WORK ORDER:
Going line by line through the entries below, count those that contain "icon". Give the number by itself.

Top of DATA FOR THE TASK

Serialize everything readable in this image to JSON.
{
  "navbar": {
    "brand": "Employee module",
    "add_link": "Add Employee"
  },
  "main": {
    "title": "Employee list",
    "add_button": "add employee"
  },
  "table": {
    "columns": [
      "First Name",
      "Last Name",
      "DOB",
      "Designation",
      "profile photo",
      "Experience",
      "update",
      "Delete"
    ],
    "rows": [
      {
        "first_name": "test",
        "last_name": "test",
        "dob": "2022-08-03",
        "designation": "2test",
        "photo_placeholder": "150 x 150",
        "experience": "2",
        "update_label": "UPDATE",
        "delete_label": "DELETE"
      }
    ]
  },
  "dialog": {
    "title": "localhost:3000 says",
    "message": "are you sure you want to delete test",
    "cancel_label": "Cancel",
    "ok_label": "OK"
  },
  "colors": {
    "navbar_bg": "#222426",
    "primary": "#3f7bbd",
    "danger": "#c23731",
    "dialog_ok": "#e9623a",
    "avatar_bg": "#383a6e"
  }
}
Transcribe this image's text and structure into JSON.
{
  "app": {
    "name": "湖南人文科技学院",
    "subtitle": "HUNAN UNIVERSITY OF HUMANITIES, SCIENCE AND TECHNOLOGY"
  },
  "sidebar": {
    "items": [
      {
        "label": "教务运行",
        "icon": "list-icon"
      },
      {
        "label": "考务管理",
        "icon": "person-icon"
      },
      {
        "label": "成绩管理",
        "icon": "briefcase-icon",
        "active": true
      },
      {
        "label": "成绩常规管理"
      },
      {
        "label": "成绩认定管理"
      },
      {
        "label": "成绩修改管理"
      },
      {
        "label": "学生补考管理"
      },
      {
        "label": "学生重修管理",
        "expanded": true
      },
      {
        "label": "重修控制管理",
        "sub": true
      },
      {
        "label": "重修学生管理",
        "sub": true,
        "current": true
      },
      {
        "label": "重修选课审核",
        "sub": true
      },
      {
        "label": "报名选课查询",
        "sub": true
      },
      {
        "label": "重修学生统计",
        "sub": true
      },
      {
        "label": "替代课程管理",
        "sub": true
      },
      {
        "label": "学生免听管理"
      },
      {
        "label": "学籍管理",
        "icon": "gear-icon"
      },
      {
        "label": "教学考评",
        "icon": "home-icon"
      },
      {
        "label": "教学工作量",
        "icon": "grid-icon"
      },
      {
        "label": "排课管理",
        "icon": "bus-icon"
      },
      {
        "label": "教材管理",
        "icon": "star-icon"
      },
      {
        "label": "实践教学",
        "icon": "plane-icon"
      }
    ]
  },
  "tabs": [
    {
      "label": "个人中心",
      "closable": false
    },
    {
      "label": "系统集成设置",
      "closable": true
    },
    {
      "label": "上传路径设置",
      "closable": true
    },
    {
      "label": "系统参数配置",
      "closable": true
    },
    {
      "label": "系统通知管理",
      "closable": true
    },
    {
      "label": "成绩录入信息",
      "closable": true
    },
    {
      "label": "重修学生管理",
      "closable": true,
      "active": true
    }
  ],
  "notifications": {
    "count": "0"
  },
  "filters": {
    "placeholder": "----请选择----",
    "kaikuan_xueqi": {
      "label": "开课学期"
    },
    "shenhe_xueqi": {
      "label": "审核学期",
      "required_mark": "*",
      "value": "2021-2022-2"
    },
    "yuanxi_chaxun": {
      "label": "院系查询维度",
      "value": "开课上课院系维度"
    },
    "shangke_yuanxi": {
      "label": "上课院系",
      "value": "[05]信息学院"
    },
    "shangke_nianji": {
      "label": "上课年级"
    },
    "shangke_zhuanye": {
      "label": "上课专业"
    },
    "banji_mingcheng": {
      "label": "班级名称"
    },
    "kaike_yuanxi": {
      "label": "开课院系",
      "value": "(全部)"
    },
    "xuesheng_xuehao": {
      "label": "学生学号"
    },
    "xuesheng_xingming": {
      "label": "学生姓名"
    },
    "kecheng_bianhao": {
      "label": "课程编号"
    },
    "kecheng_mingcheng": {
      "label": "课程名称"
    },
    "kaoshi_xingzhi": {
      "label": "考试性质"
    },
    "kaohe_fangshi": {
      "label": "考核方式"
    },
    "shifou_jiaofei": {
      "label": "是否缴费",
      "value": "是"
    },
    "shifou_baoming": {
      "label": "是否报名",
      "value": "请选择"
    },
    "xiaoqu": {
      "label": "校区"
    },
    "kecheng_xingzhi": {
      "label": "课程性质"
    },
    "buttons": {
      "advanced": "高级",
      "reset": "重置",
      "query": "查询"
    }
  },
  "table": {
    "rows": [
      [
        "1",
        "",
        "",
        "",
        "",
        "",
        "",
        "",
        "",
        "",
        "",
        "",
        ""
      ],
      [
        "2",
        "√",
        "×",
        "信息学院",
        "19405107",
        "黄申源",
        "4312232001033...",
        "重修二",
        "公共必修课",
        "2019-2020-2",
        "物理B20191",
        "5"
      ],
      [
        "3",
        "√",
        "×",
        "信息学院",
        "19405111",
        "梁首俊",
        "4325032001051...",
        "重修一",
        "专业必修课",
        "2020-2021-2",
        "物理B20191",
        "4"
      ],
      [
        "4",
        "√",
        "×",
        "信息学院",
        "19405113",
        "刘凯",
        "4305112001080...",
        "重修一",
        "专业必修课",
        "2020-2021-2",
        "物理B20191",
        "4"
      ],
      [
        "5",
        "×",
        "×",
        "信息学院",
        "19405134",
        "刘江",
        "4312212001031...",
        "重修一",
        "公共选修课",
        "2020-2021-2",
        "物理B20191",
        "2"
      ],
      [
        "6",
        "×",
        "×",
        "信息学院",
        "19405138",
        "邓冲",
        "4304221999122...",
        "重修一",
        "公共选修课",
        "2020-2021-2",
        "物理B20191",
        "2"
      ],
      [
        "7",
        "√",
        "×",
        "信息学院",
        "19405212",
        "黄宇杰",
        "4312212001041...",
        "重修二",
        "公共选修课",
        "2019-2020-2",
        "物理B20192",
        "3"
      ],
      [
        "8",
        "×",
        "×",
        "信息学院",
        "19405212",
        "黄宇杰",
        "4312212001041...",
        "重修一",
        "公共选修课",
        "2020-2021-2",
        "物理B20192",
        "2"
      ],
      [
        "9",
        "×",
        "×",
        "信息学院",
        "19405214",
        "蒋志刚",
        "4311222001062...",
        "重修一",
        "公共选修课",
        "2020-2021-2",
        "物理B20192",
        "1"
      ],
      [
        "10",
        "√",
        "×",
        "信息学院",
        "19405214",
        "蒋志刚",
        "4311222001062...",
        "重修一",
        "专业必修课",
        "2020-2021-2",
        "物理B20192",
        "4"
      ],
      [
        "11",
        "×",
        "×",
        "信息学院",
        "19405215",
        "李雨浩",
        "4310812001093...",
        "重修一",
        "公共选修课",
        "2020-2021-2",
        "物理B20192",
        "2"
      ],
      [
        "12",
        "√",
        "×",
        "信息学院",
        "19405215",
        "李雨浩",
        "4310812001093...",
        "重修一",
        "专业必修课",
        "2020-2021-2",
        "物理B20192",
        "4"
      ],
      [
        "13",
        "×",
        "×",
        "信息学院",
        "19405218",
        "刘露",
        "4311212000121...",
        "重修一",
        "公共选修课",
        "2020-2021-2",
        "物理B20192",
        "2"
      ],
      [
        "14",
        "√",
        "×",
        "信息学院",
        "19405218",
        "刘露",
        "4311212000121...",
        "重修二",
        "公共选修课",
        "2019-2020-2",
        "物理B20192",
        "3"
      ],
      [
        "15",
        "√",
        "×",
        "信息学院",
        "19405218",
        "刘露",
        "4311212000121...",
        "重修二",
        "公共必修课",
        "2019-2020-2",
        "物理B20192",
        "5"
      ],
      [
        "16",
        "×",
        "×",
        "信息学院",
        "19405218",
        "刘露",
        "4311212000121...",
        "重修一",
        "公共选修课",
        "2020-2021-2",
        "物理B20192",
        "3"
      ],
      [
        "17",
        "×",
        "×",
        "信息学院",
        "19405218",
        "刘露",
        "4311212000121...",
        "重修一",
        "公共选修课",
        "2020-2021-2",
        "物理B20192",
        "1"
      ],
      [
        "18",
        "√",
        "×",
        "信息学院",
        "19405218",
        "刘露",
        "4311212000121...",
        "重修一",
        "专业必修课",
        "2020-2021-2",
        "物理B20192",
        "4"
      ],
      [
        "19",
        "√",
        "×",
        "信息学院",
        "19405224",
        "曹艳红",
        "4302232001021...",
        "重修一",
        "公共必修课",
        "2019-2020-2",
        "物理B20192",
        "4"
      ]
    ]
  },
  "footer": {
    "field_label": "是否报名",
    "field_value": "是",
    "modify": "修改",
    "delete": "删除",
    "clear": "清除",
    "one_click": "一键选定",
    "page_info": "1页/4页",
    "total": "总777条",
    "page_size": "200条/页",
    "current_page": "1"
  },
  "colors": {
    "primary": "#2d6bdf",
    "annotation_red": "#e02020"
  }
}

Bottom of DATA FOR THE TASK

THE COMPLETED TASK:
9